The report, titled “A Preliminary Analysis of U.S. and State-Level Results From the 2020 Census,” shifted the balance of power for the U.S. House of Representatives, with states like New York and California losing one congressional seat and Texas and Florida gaining two.
“We feel very confident that we did a good job in collecting data despite the COVID-19 outbreak,” Albert E. Fontenot Jr., associate director for Decennial Census Programs, said during a virtual press conference on Monday.
The first batch of data shows that the South and West regions of the country grew the fastest over the last decade, while the Midwest and Northeast regions showed the slowest growth. Illinois, Mississippi, and West Virginia all saw their populations decrease since 2010.
Last week, the Census Bureau announced the addition of Louisiana, Ohio, Maine, and Connecticut to the Post-Secondary Employment Outcomes (PSEO). PSEO is experimental state data developed by census researchers that showcases earnings and employment outcomes for college and university graduates by degree level, degree major, and post-secondary institution, according to the Census Bureau’s website.
The four new states will add more than 330 higher education institutions into the PSEO collection, including four historically Black colleges and universities: Grambling State University, Southern University and A&M College, Southern University at New Orleans, and Southern University at Shreveport.
The new data will help enhance the PSEO’s sub-baccalaureate degrees and certificates and boost geographic diversity, the Census Bureau states. The Bureau will expand the database to include more institutions in the coming months.

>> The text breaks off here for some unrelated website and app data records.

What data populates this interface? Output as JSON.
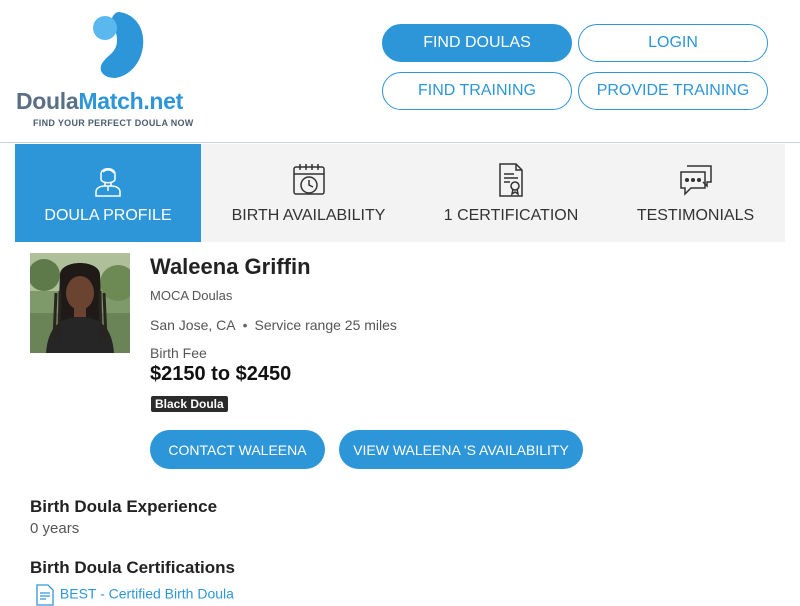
{
  "brand": {
    "name_part1": "Doula",
    "name_part2": "Match.net",
    "tagline": "FIND YOUR PERFECT DOULA NOW",
    "colors": {
      "accent": "#2d96d8",
      "accent_light": "#5ab8ee",
      "slate": "#5a6f86"
    }
  },
  "nav": {
    "find_doulas": "FIND DOULAS",
    "login": "LOGIN",
    "find_training": "FIND TRAINING",
    "provide_training": "PROVIDE TRAINING"
  },
  "tabs": [
    {
      "label": "DOULA PROFILE",
      "icon": "person-icon",
      "active": true
    },
    {
      "label": "BIRTH AVAILABILITY",
      "icon": "calendar-clock-icon",
      "active": false
    },
    {
      "label": "1 CERTIFICATION",
      "icon": "certificate-icon",
      "active": false
    },
    {
      "label": "TESTIMONIALS",
      "icon": "chat-bubbles-icon",
      "active": false
    }
  ],
  "profile": {
    "name": "Waleena Griffin",
    "agency": "MOCA Doulas",
    "location": "San Jose, CA",
    "separator": "•",
    "service_range": "Service range 25 miles",
    "fee_label": "Birth Fee",
    "fee": "$2150 to $2450",
    "badge": "Black Doula"
  },
  "actions": {
    "contact": "CONTACT WALEENA",
    "availability": "VIEW WALEENA 'S AVAILABILITY"
  },
  "experience": {
    "title": "Birth Doula Experience",
    "value": "0 years"
  },
  "certifications": {
    "title": "Birth Doula Certifications",
    "items": [
      "BEST - Certified Birth Doula"
    ]
  }
}
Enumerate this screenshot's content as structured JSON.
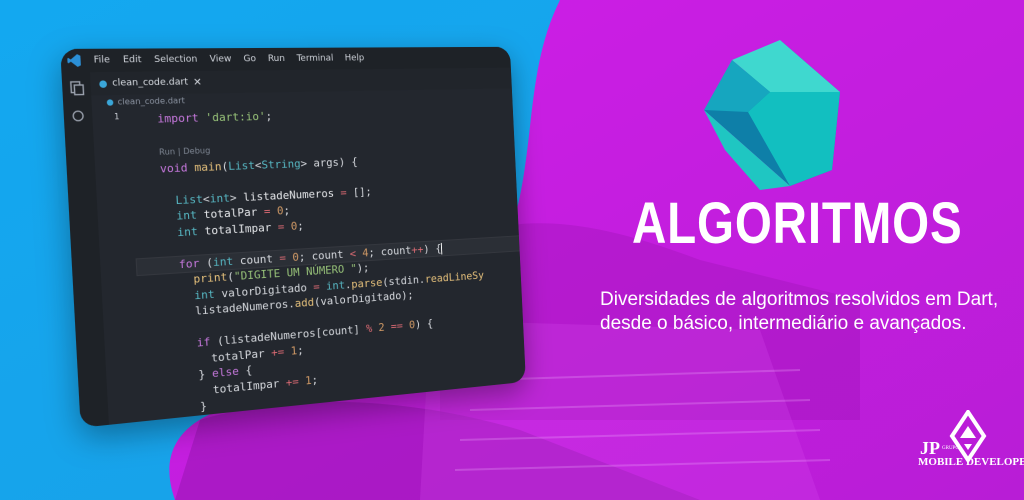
{
  "editor": {
    "menu": [
      "File",
      "Edit",
      "Selection",
      "View",
      "Go",
      "Run",
      "Terminal",
      "Help"
    ],
    "tab_name": "clean_code.dart",
    "breadcrumb": "clean_code.dart",
    "line_number": "1",
    "codelens": "Run | Debug",
    "code_lines": [
      "import 'dart:io';",
      "",
      "Run | Debug",
      "void main(List<String> args) {",
      "",
      "  List<int> listadeNumeros = [];",
      "  int totalPar = 0;",
      "  int totalImpar = 0;",
      "",
      "  for (int count = 0; count < 4; count++) {",
      "    print(\"DIGITE UM NÚMERO \");",
      "    int valorDigitado = int.parse(stdin.readLineSy",
      "    listadeNumeros.add(valorDigitado);",
      "",
      "    if (listadeNumeros[count] % 2 == 0) {",
      "      totalPar += 1;",
      "    } else {",
      "      totalImpar += 1;",
      "    }"
    ]
  },
  "headline": "ALGORITMOS",
  "description": "Diversidades de algoritmos resolvidos em Dart, desde o básico, intermediário e avançados.",
  "logo": {
    "initials": "JP",
    "small": "GRUPO",
    "name": "MOBILE DEVELOPER"
  },
  "colors": {
    "cyan": "#1aa7ec",
    "magenta": "#c41ee0",
    "editor_bg": "#23272e",
    "dart_teal": "#1fc6c2"
  }
}
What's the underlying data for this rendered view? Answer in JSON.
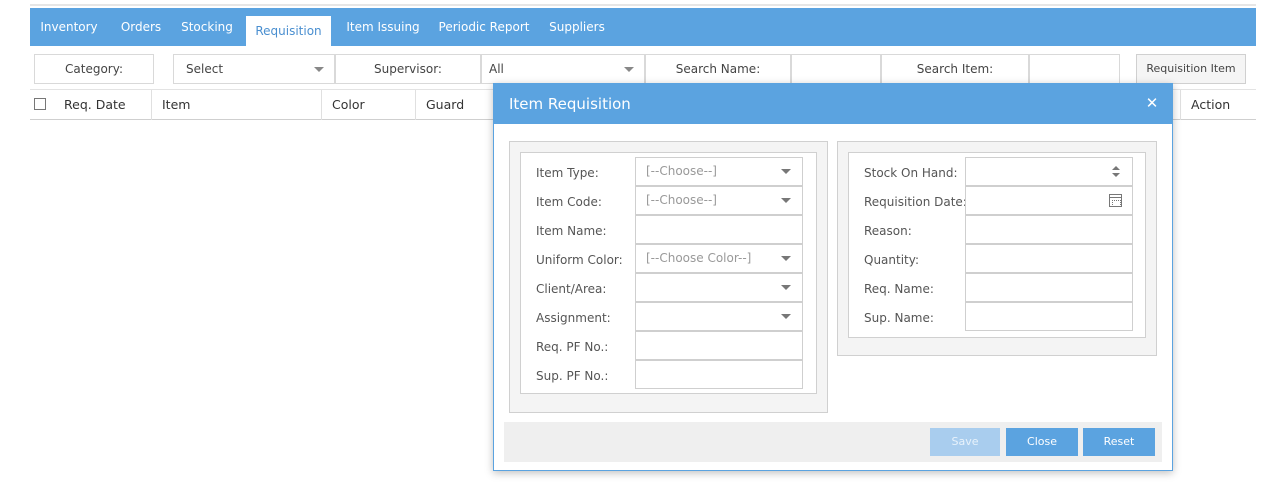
{
  "nav": {
    "tabs": [
      {
        "label": "Inventory"
      },
      {
        "label": "Orders"
      },
      {
        "label": "Stocking"
      },
      {
        "label": "Requisition",
        "active": true
      },
      {
        "label": "Item Issuing"
      },
      {
        "label": "Periodic Report"
      },
      {
        "label": "Suppliers"
      }
    ]
  },
  "filters": {
    "category_label": "Category:",
    "category_value": "Select",
    "supervisor_label": "Supervisor:",
    "supervisor_value": "All",
    "search_name_label": "Search Name:",
    "search_name_value": "",
    "search_item_label": "Search Item:",
    "search_item_value": "",
    "requisition_button": "Requisition Item"
  },
  "grid": {
    "columns": [
      "Req. Date",
      "Item",
      "Color",
      "Guard",
      "Action"
    ]
  },
  "modal": {
    "title": "Item Requisition",
    "left": {
      "item_type_label": "Item Type:",
      "item_type_value": "[--Choose--]",
      "item_code_label": "Item Code:",
      "item_code_value": "[--Choose--]",
      "item_name_label": "Item Name:",
      "item_name_value": "",
      "uniform_color_label": "Uniform Color:",
      "uniform_color_value": "[--Choose Color--]",
      "client_area_label": "Client/Area:",
      "client_area_value": "",
      "assignment_label": "Assignment:",
      "assignment_value": "",
      "req_pf_label": "Req. PF No.:",
      "req_pf_value": "",
      "sup_pf_label": "Sup. PF No.:",
      "sup_pf_value": ""
    },
    "right": {
      "stock_label": "Stock On Hand:",
      "stock_value": "",
      "req_date_label": "Requisition Date:",
      "req_date_value": "",
      "reason_label": "Reason:",
      "reason_value": "",
      "quantity_label": "Quantity:",
      "quantity_value": "",
      "req_name_label": "Req. Name:",
      "req_name_value": "",
      "sup_name_label": "Sup. Name:",
      "sup_name_value": ""
    },
    "buttons": {
      "save": "Save",
      "close": "Close",
      "reset": "Reset"
    }
  },
  "colors": {
    "accent": "#5ba3e0",
    "accent_disabled": "#a9cdee"
  }
}
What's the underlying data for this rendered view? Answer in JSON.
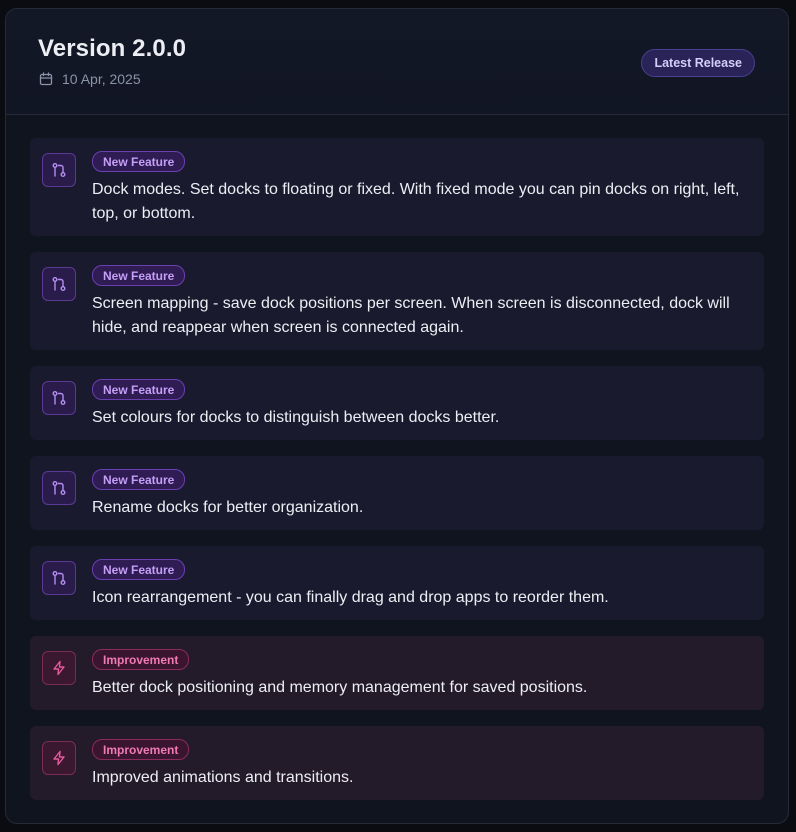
{
  "release": {
    "version": "Version 2.0.0",
    "date": "10 Apr, 2025",
    "badge": "Latest Release"
  },
  "entries": [
    {
      "type": "feature",
      "icon": "git-pull-request-icon",
      "tag": "New Feature",
      "text": "Dock modes. Set docks to floating or fixed. With fixed mode you can pin docks on right, left, top, or bottom."
    },
    {
      "type": "feature",
      "icon": "git-pull-request-icon",
      "tag": "New Feature",
      "text": "Screen mapping - save dock positions per screen. When screen is disconnected, dock will hide, and reappear when screen is connected again."
    },
    {
      "type": "feature",
      "icon": "git-pull-request-icon",
      "tag": "New Feature",
      "text": "Set colours for docks to distinguish between docks better."
    },
    {
      "type": "feature",
      "icon": "git-pull-request-icon",
      "tag": "New Feature",
      "text": "Rename docks for better organization."
    },
    {
      "type": "feature",
      "icon": "git-pull-request-icon",
      "tag": "New Feature",
      "text": "Icon rearrangement - you can finally drag and drop apps to reorder them."
    },
    {
      "type": "improvement",
      "icon": "lightning-bolt-icon",
      "tag": "Improvement",
      "text": "Better dock positioning and memory management for saved positions."
    },
    {
      "type": "improvement",
      "icon": "lightning-bolt-icon",
      "tag": "Improvement",
      "text": "Improved animations and transitions."
    }
  ],
  "colors": {
    "feature_accent": "#c59ef7",
    "improvement_accent": "#f07ab3",
    "badge_bg": "#2a2358"
  }
}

The PSEO is made possible through data-sharing partnerships between universities, state government agencies, and the Census Bureau.